THE TASK => The full set of entries should be repeated without a single change.
-- AVAILABLE DATA follows --
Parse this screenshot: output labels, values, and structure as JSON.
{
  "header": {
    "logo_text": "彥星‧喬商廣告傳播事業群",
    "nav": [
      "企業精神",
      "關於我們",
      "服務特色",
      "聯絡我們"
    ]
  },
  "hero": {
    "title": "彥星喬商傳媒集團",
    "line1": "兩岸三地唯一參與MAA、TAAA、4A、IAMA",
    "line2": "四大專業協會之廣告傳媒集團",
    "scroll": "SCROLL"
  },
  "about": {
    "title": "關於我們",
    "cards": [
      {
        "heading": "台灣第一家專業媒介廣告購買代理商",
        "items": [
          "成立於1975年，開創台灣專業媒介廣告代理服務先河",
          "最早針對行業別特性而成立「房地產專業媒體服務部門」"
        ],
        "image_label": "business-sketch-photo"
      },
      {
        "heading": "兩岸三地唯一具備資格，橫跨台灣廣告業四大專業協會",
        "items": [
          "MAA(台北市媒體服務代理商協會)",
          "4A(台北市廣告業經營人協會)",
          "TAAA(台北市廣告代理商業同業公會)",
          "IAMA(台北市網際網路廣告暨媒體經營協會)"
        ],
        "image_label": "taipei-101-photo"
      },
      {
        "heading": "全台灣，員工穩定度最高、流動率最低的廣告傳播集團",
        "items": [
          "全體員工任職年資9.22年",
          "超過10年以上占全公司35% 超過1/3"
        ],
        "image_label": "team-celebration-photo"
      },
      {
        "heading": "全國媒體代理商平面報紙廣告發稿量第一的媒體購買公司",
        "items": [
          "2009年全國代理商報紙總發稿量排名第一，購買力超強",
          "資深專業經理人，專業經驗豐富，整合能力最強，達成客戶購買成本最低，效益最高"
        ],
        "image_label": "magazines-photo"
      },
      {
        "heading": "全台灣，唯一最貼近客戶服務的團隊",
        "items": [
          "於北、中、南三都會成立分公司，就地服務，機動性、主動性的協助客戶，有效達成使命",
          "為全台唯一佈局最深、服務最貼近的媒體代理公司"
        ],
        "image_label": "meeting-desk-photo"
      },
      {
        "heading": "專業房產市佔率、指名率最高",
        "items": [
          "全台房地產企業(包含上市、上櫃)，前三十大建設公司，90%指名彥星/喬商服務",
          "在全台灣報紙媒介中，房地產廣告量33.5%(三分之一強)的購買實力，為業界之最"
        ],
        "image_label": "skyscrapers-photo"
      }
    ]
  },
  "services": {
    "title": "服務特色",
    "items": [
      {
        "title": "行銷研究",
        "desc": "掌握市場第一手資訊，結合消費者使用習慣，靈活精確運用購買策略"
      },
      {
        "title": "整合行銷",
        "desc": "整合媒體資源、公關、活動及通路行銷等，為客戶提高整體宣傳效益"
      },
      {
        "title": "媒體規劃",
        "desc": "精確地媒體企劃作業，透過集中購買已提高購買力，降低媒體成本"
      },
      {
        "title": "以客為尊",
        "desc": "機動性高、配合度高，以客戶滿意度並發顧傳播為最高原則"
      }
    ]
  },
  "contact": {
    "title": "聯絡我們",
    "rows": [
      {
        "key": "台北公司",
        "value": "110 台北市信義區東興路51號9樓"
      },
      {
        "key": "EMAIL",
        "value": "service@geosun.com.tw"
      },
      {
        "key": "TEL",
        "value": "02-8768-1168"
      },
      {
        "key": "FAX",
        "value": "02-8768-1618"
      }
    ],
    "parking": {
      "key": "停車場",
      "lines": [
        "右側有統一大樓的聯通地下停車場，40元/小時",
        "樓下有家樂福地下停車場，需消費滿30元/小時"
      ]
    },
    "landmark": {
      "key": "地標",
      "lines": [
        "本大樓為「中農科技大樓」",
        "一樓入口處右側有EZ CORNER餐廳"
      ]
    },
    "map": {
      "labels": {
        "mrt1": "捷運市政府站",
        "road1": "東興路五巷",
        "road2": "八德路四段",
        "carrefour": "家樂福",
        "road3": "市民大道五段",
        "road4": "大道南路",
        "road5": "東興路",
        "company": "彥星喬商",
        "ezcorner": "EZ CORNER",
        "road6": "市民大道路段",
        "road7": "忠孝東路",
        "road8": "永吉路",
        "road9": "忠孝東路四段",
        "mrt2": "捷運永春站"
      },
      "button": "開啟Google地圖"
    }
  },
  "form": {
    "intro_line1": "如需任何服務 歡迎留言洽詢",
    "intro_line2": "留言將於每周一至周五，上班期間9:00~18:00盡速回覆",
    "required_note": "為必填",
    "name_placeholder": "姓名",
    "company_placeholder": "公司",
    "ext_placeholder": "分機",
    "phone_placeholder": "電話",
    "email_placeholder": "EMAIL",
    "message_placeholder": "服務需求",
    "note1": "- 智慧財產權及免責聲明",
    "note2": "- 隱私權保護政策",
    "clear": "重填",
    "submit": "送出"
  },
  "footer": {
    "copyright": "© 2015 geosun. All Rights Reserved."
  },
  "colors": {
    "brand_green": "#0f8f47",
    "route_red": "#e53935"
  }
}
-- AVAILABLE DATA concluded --
EXERCISE RESULT =>
Parse this screenshot: output labels, values, and structure as JSON.
{
  "header": {
    "logo_text": "彥星‧喬商廣告傳播事業群",
    "nav": [
      "企業精神",
      "關於我們",
      "服務特色",
      "聯絡我們"
    ]
  },
  "hero": {
    "title": "彥星喬商傳媒集團",
    "line1": "兩岸三地唯一參與MAA、TAAA、4A、IAMA",
    "line2": "四大專業協會之廣告傳媒集團",
    "scroll": "SCROLL"
  },
  "about": {
    "title": "關於我們",
    "cards": [
      {
        "heading": "台灣第一家專業媒介廣告購買代理商",
        "items": [
          "成立於1975年，開創台灣專業媒介廣告代理服務先河",
          "最早針對行業別特性而成立「房地產專業媒體服務部門」"
        ],
        "image_label": "business-sketch-photo"
      },
      {
        "heading": "兩岸三地唯一具備資格，橫跨台灣廣告業四大專業協會",
        "items": [
          "MAA(台北市媒體服務代理商協會)",
          "4A(台北市廣告業經營人協會)",
          "TAAA(台北市廣告代理商業同業公會)",
          "IAMA(台北市網際網路廣告暨媒體經營協會)"
        ],
        "image_label": "taipei-101-photo"
      },
      {
        "heading": "全台灣，員工穩定度最高、流動率最低的廣告傳播集團",
        "items": [
          "全體員工任職年資9.22年",
          "超過10年以上占全公司35% 超過1/3"
        ],
        "image_label": "team-celebration-photo"
      },
      {
        "heading": "全國媒體代理商平面報紙廣告發稿量第一的媒體購買公司",
        "items": [
          "2009年全國代理商報紙總發稿量排名第一，購買力超強",
          "資深專業經理人，專業經驗豐富，整合能力最強，達成客戶購買成本最低，效益最高"
        ],
        "image_label": "magazines-photo"
      },
      {
        "heading": "全台灣，唯一最貼近客戶服務的團隊",
        "items": [
          "於北、中、南三都會成立分公司，就地服務，機動性、主動性的協助客戶，有效達成使命",
          "為全台唯一佈局最深、服務最貼近的媒體代理公司"
        ],
        "image_label": "meeting-desk-photo"
      },
      {
        "heading": "專業房產市佔率、指名率最高",
        "items": [
          "全台房地產企業(包含上市、上櫃)，前三十大建設公司，90%指名彥星/喬商服務",
          "在全台灣報紙媒介中，房地產廣告量33.5%(三分之一強)的購買實力，為業界之最"
        ],
        "image_label": "skyscrapers-photo"
      }
    ]
  },
  "services": {
    "title": "服務特色",
    "items": [
      {
        "title": "行銷研究",
        "desc": "掌握市場第一手資訊，結合消費者使用習慣，靈活精確運用購買策略"
      },
      {
        "title": "整合行銷",
        "desc": "整合媒體資源、公關、活動及通路行銷等，為客戶提高整體宣傳效益"
      },
      {
        "title": "媒體規劃",
        "desc": "精確地媒體企劃作業，透過集中購買已提高購買力，降低媒體成本"
      },
      {
        "title": "以客為尊",
        "desc": "機動性高、配合度高，以客戶滿意度並發顧傳播為最高原則"
      }
    ]
  },
  "contact": {
    "title": "聯絡我們",
    "rows": [
      {
        "key": "台北公司",
        "value": "110 台北市信義區東興路51號9樓"
      },
      {
        "key": "EMAIL",
        "value": "service@geosun.com.tw"
      },
      {
        "key": "TEL",
        "value": "02-8768-1168"
      },
      {
        "key": "FAX",
        "value": "02-8768-1618"
      }
    ],
    "parking": {
      "key": "停車場",
      "lines": [
        "右側有統一大樓的聯通地下停車場，40元/小時",
        "樓下有家樂福地下停車場，需消費滿30元/小時"
      ]
    },
    "landmark": {
      "key": "地標",
      "lines": [
        "本大樓為「中農科技大樓」",
        "一樓入口處右側有EZ CORNER餐廳"
      ]
    },
    "map": {
      "labels": {
        "mrt1": "捷運市政府站",
        "road1": "東興路五巷",
        "road2": "八德路四段",
        "carrefour": "家樂福",
        "road3": "市民大道五段",
        "road4": "大道南路",
        "road5": "東興路",
        "company": "彥星喬商",
        "ezcorner": "EZ CORNER",
        "road6": "市民大道路段",
        "road7": "忠孝東路",
        "road8": "永吉路",
        "road9": "忠孝東路四段",
        "mrt2": "捷運永春站"
      },
      "button": "開啟Google地圖"
    }
  },
  "form": {
    "intro_line1": "如需任何服務 歡迎留言洽詢",
    "intro_line2": "留言將於每周一至周五，上班期間9:00~18:00盡速回覆",
    "required_note": "為必填",
    "name_placeholder": "姓名",
    "company_placeholder": "公司",
    "ext_placeholder": "分機",
    "phone_placeholder": "電話",
    "email_placeholder": "EMAIL",
    "message_placeholder": "服務需求",
    "note1": "- 智慧財產權及免責聲明",
    "note2": "- 隱私權保護政策",
    "clear": "重填",
    "submit": "送出"
  },
  "footer": {
    "copyright": "© 2015 geosun. All Rights Reserved."
  },
  "colors": {
    "brand_green": "#0f8f47",
    "route_red": "#e53935"
  }
}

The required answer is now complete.